DATA RECORDS:
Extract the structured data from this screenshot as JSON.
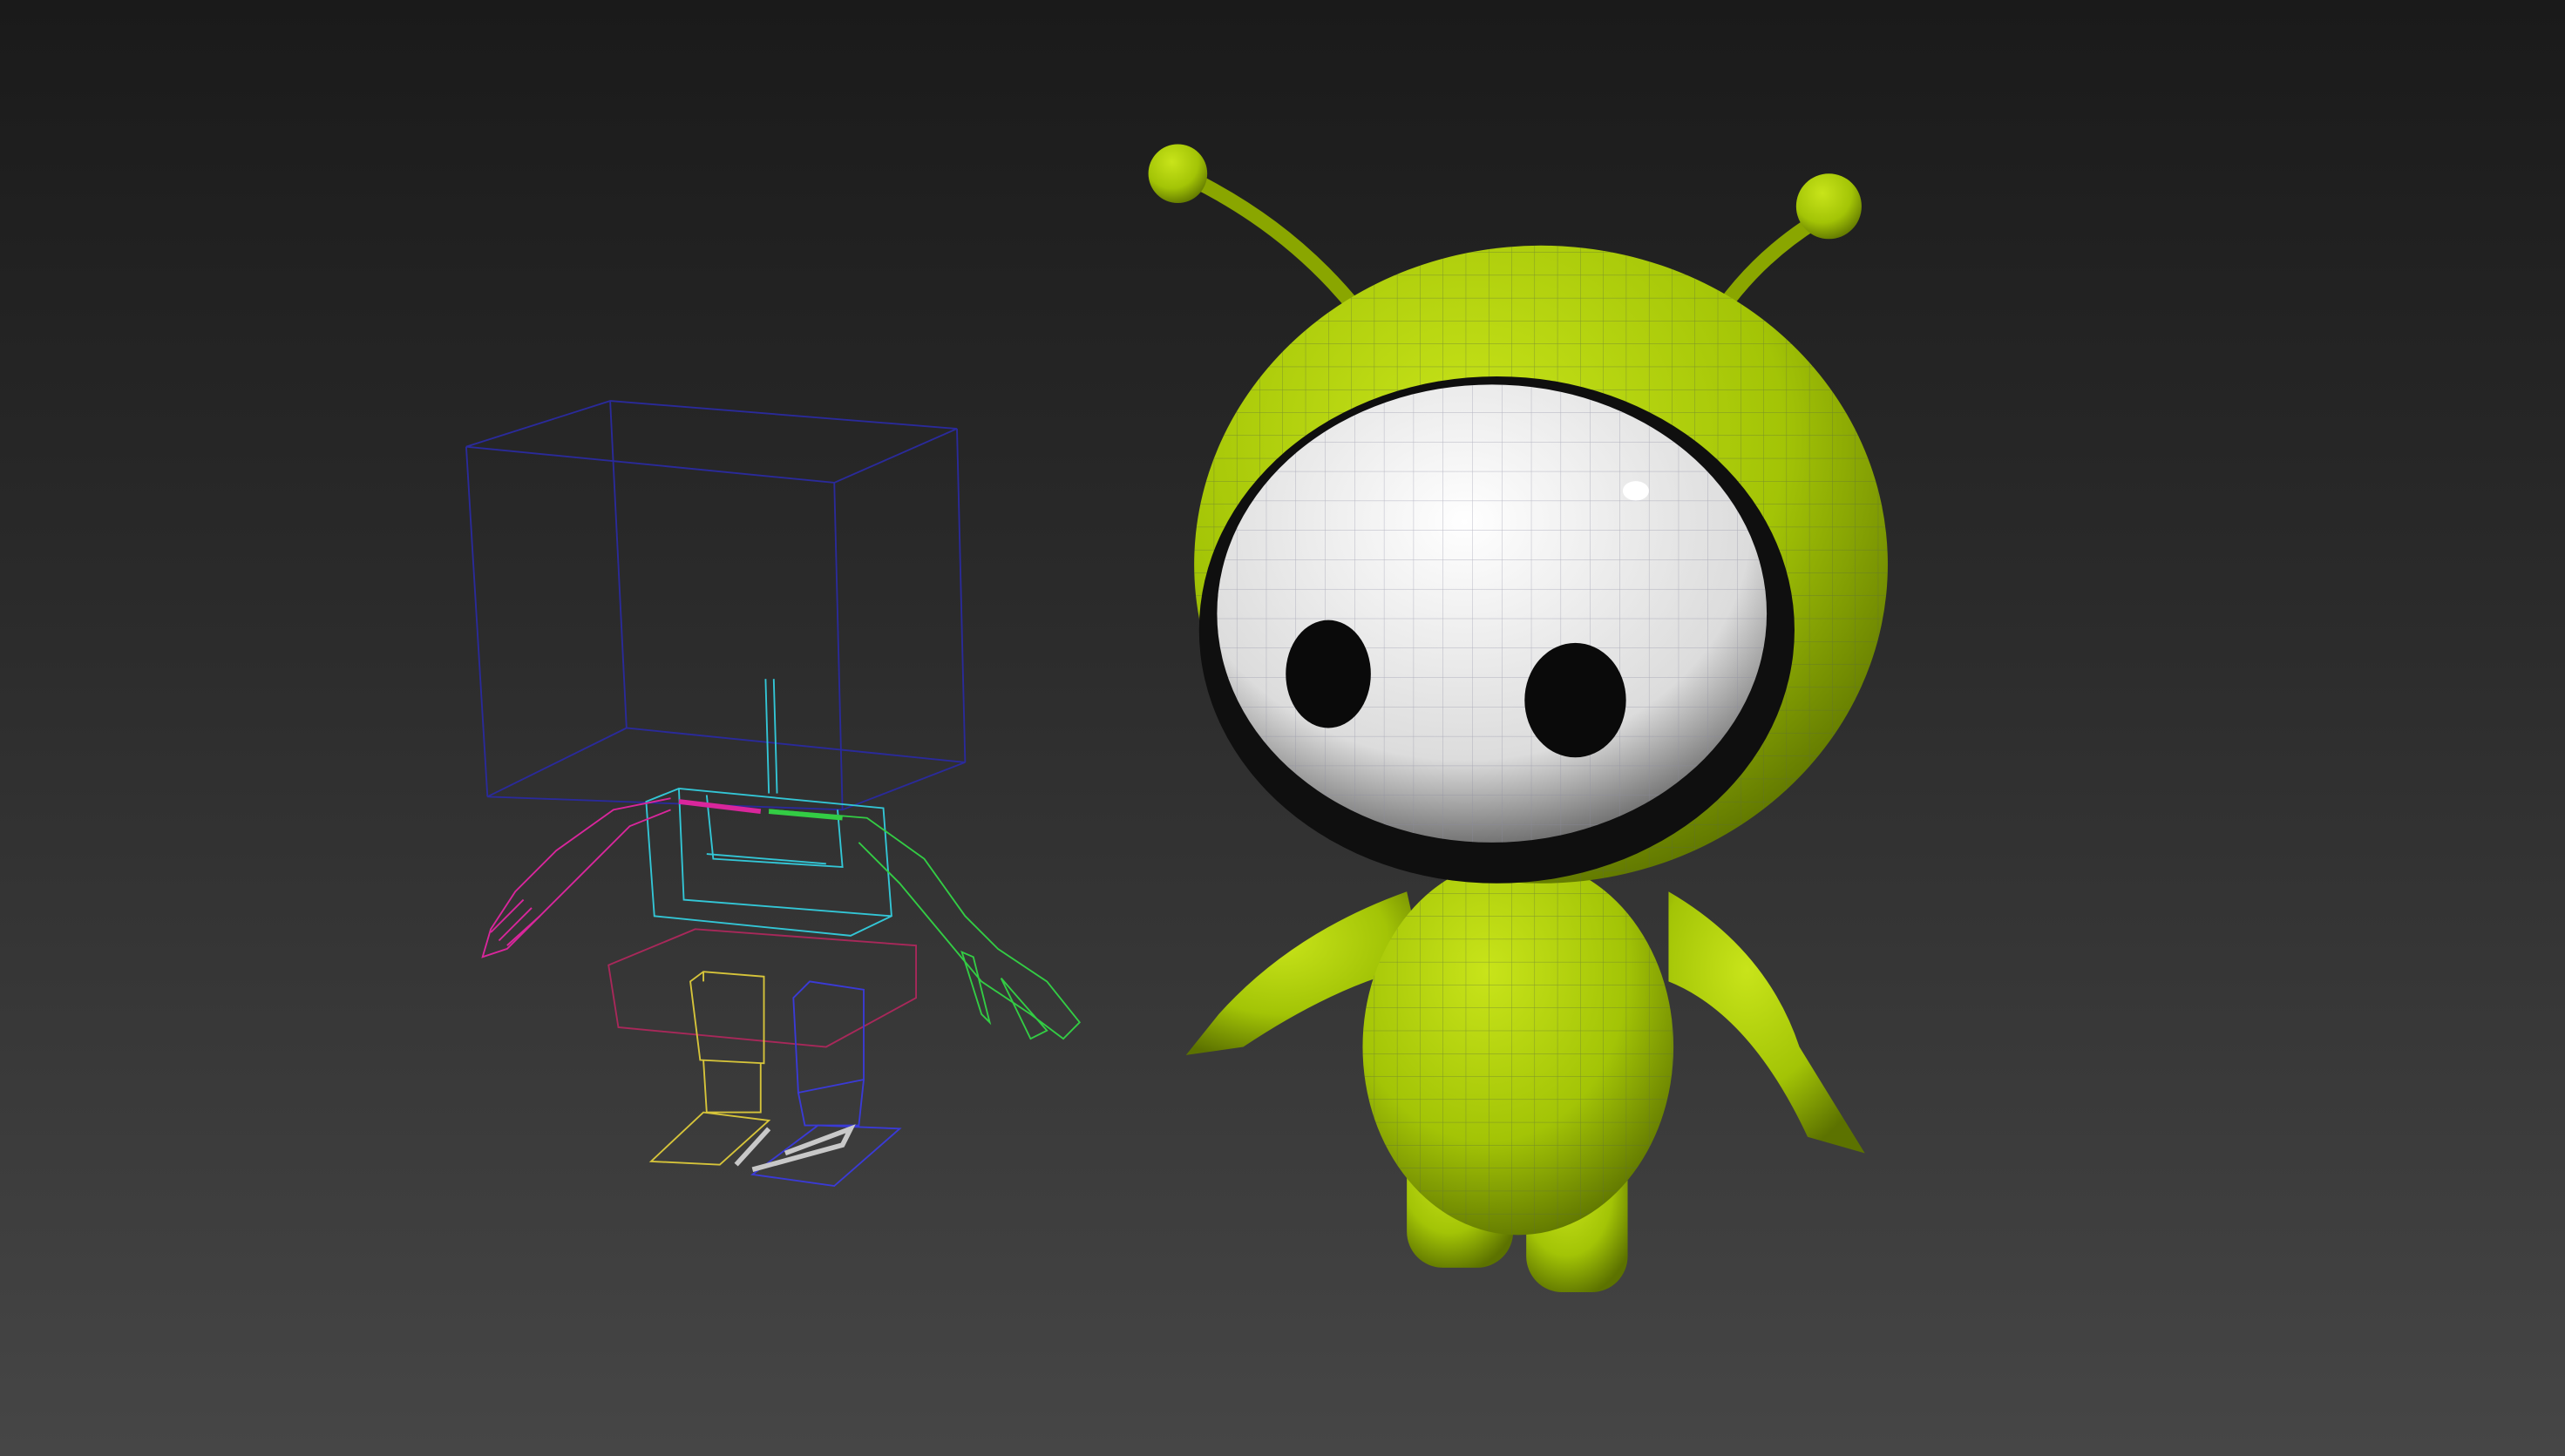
{
  "scene": {
    "colors": {
      "body": "#a8c80a",
      "body_dark": "#6f8a00",
      "visor": "#f2f2f2",
      "eye": "#0a0a0a",
      "rig_box": "#2a2a9a",
      "rig_cyan": "#33c6d6",
      "rig_magenta": "#d9269c",
      "rig_green": "#33cc44",
      "rig_yellow": "#d6c43a",
      "rig_blue": "#3a3ad6"
    }
  }
}
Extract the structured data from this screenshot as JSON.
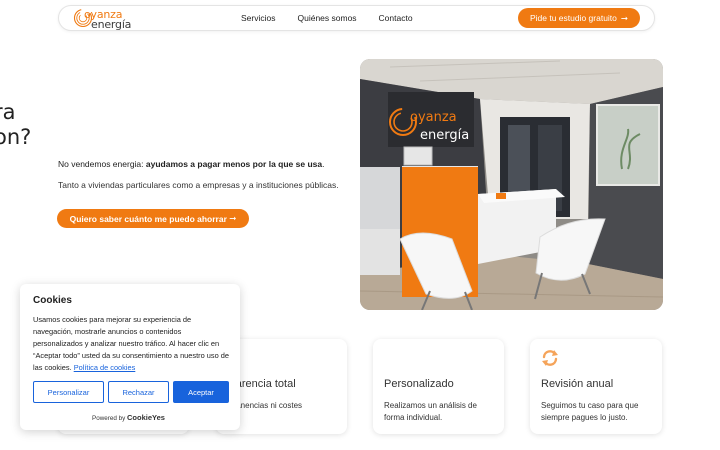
{
  "header": {
    "logo": {
      "line1": "oyanza",
      "line2": "energía"
    },
    "nav": [
      "Servicios",
      "Quiénes somos",
      "Contacto"
    ],
    "cta": {
      "label": "Pide tu estudio gratuito",
      "arrow": "➞"
    }
  },
  "hero": {
    "heading_fragments": [
      "ra",
      "on?"
    ],
    "lead_prefix": "No vendemos energia: ",
    "lead_bold": "ayudamos a pagar menos por la que se usa",
    "lead_suffix": ".",
    "subtext": "Tanto a viviendas particulares como a empresas y a instituciones públicas.",
    "cta": {
      "label": "Quiero saber cuánto me puedo ahorrar",
      "arrow": "➞"
    },
    "photo_sign": {
      "line1": "oyanza",
      "line2": "energía"
    }
  },
  "features": [
    {
      "title": "nsparencia total",
      "desc_line1": "permanencias ni costes",
      "desc_line2": "ltos.",
      "icon": "transparency-icon"
    },
    {
      "title": "Personalizado",
      "desc_line1": "Realizamos un análisis de",
      "desc_line2": "forma individual.",
      "icon": ""
    },
    {
      "title": "Revisión anual",
      "desc_line1": "Seguimos tu caso para que",
      "desc_line2": "siempre pagues lo justo.",
      "icon": "refresh-icon"
    }
  ],
  "cookie_banner": {
    "title": "Cookies",
    "body": "Usamos cookies para mejorar su experiencia de navegación, mostrarle anuncios o contenidos personalizados y analizar nuestro tráfico. Al hacer clic en “Aceptar todo” usted da su consentimiento a nuestro uso de las cookies.",
    "policy_link": "Política de cookies",
    "buttons": {
      "customize": "Personalizar",
      "reject": "Rechazar",
      "accept": "Aceptar"
    },
    "powered_prefix": "Powered by",
    "powered_brand": "CookieYes"
  },
  "colors": {
    "accent": "#f07a12",
    "cookie_blue": "#1863dc"
  }
}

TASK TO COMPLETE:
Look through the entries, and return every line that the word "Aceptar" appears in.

TASK ANSWER:
    "body": "Usamos cookies para mejorar su experiencia de navegación, mostrarle anuncios o contenidos personalizados y analizar nuestro tráfico. Al hacer clic en “Aceptar todo” usted da su consentimiento a nuestro uso de las cookies.",
      "accept": "Aceptar"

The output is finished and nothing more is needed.